Tesla Model X review - MPG, CO2 and Running Costs
No fuel costs to worry about, but charging infrastructure is still being built up
As there’s not so much as a piston or camshaft in sight in the all-electric Tesla Model X, owners won’t have to worry about mpg fuel economy figures or CO2, as both are nil at the point of use. Of course, charging up at home will incur some electricity costs, but it’s estimated to only be a few pounds for a full charge.
The real figure to look into with electric cars is the range - and the Model X has a very impressive battery set-up. The Performance manages a WLTP-certified 301 miles - which isn’t bad considering it can also hit 60mph from rest in just 2.7 seconds. The slightly slower Long Range model manages 314 miles according to the WLTP estimate.
Those figures are excellent, and mean the Model X will manage most commutes easily – and for several days on the trot without a recharge, in many cases. If you’re going on a longer trip, there’s also some Tesla Superchargers around the country, which are charging stations that provide up to 170 miles of range in as little as 30 minutes. The infrastructure needs work still, with some areas still not serviced by a fast charger, but it’s getting better every week.
There’s also a home charger available, which will keep your car topped up overnight ready for the next day’s drive to work or school. While they’re not as fast as the Superchargers, they’re still useful for making electric car ownership more palatable for more people.
With every model in the range offering incredible performance, at a high price, with plenty of new technology on board, it’s no surprise that the Tesla Model X follows the Model S in being insurance group 50 across the board. That means it costs a lot to insure, which could offset some of the running cost savings compared to a less powerful diesel or hybrid SUV.
Although we don’t have much information on the depreciation of Tesla’s cars yet, many electric cars are suffering badly when it comes to the used market.
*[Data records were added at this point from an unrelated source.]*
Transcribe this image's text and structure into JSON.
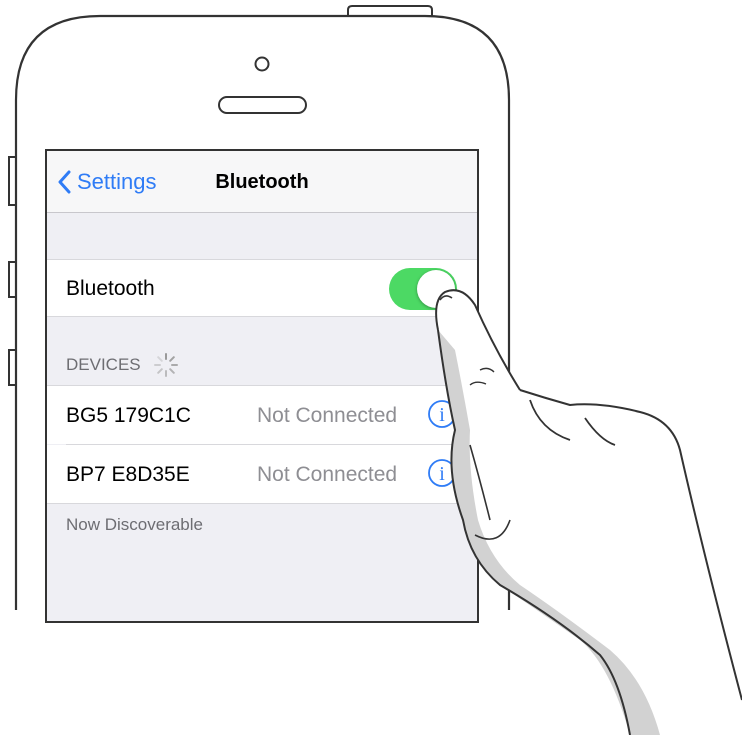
{
  "navbar": {
    "back_label": "Settings",
    "title": "Bluetooth"
  },
  "bluetooth_cell": {
    "label": "Bluetooth",
    "toggle_on": true
  },
  "devices": {
    "header": "DEVICES",
    "items": [
      {
        "name": "BG5 179C1C",
        "status": "Not Connected",
        "info_icon": "info-icon"
      },
      {
        "name": "BP7 E8D35E",
        "status": "Not Connected",
        "info_icon": "info-icon"
      }
    ],
    "footer": "Now Discoverable"
  },
  "colors": {
    "accent": "#2f7cf6",
    "toggle_on": "#4cd964",
    "background": "#efeff4"
  }
}
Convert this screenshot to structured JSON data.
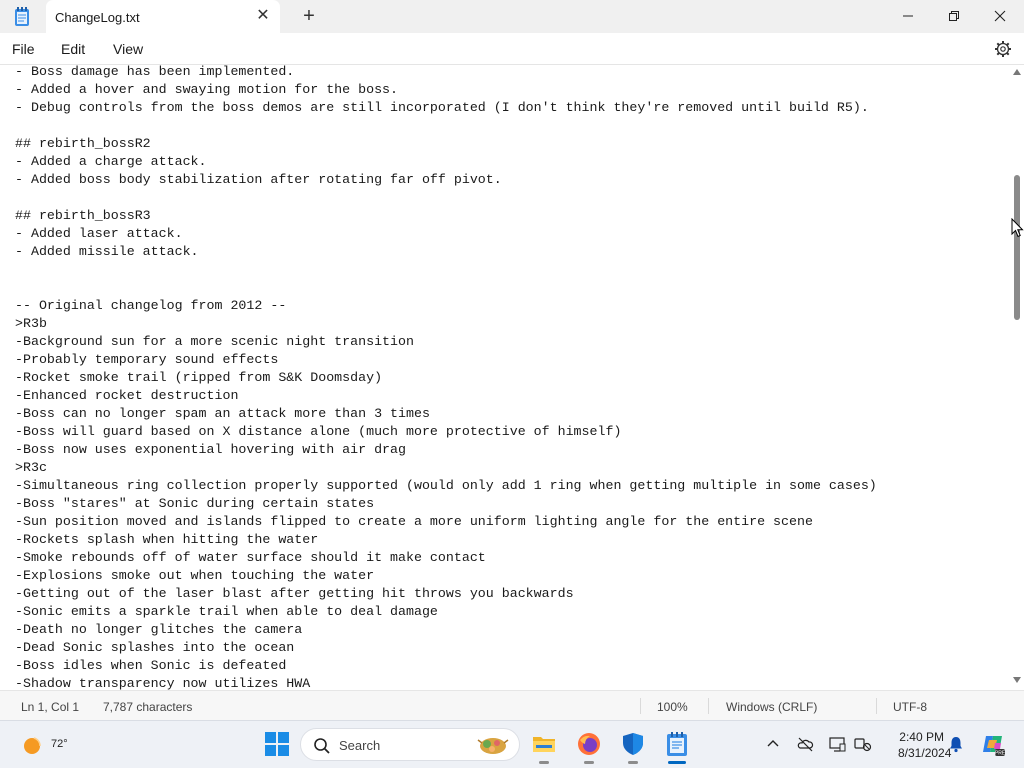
{
  "window": {
    "tab_title": "ChangeLog.txt",
    "close_tab_glyph": "✕",
    "new_tab_glyph": "+"
  },
  "menu": {
    "file": "File",
    "edit": "Edit",
    "view": "View"
  },
  "editor": {
    "lines": [
      "- Boss damage has been implemented.",
      "- Added a hover and swaying motion for the boss.",
      "- Debug controls from the boss demos are still incorporated (I don't think they're removed until build R5).",
      "",
      "## rebirth_bossR2",
      "- Added a charge attack.",
      "- Added boss body stabilization after rotating far off pivot.",
      "",
      "## rebirth_bossR3",
      "- Added laser attack.",
      "- Added missile attack.",
      "",
      "",
      "-- Original changelog from 2012 --",
      ">R3b",
      "-Background sun for a more scenic night transition",
      "-Probably temporary sound effects",
      "-Rocket smoke trail (ripped from S&K Doomsday)",
      "-Enhanced rocket destruction",
      "-Boss can no longer spam an attack more than 3 times",
      "-Boss will guard based on X distance alone (much more protective of himself)",
      "-Boss now uses exponential hovering with air drag",
      ">R3c",
      "-Simultaneous ring collection properly supported (would only add 1 ring when getting multiple in some cases)",
      "-Boss \"stares\" at Sonic during certain states",
      "-Sun position moved and islands flipped to create a more uniform lighting angle for the entire scene",
      "-Rockets splash when hitting the water",
      "-Smoke rebounds off of water surface should it make contact",
      "-Explosions smoke out when touching the water",
      "-Getting out of the laser blast after getting hit throws you backwards",
      "-Sonic emits a sparkle trail when able to deal damage",
      "-Death no longer glitches the camera",
      "-Dead Sonic splashes into the ocean",
      "-Boss idles when Sonic is defeated",
      "-Shadow transparency now utilizes HWA"
    ]
  },
  "status": {
    "position": "Ln 1, Col 1",
    "characters": "7,787 characters",
    "zoom": "100%",
    "line_ending": "Windows (CRLF)",
    "encoding": "UTF-8"
  },
  "taskbar": {
    "temperature": "72°",
    "search_label": "Search",
    "time": "2:40 PM",
    "date": "8/31/2024",
    "pinned": [
      "file-explorer-icon",
      "firefox-icon",
      "windows-security-icon",
      "notepad-icon"
    ]
  },
  "colors": {
    "accent": "#0067c0",
    "text": "#1a1a1a",
    "titlebar": "#f0f0f0"
  }
}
As the car’s software packages are updated every few months, though, Teslas stay relatively up-to-date and this could help residual values.
In this review
- 1Tesla Model X reviewIf you want a ludicrously quick crossover with all-electric drive and funny doors, the Tesla Model X is it
- 2Engines, performance and driveIncredible performance and tidy handling, but not very exciting
- 3MPG, CO2 and Running Costs - currently readingNo fuel costs to worry about, but charging infrastructure is still being built up
- 4Interior, design and technologyThe styling isn’t as cohesive as that of the Model S, though the interior is smart
- 5Practicality, comfort and boot spaceVersatile and spacious, the Model X is one of the most practical EVs out there
- 6Reliability and SafetyDrive Power survey is good news for potential buyers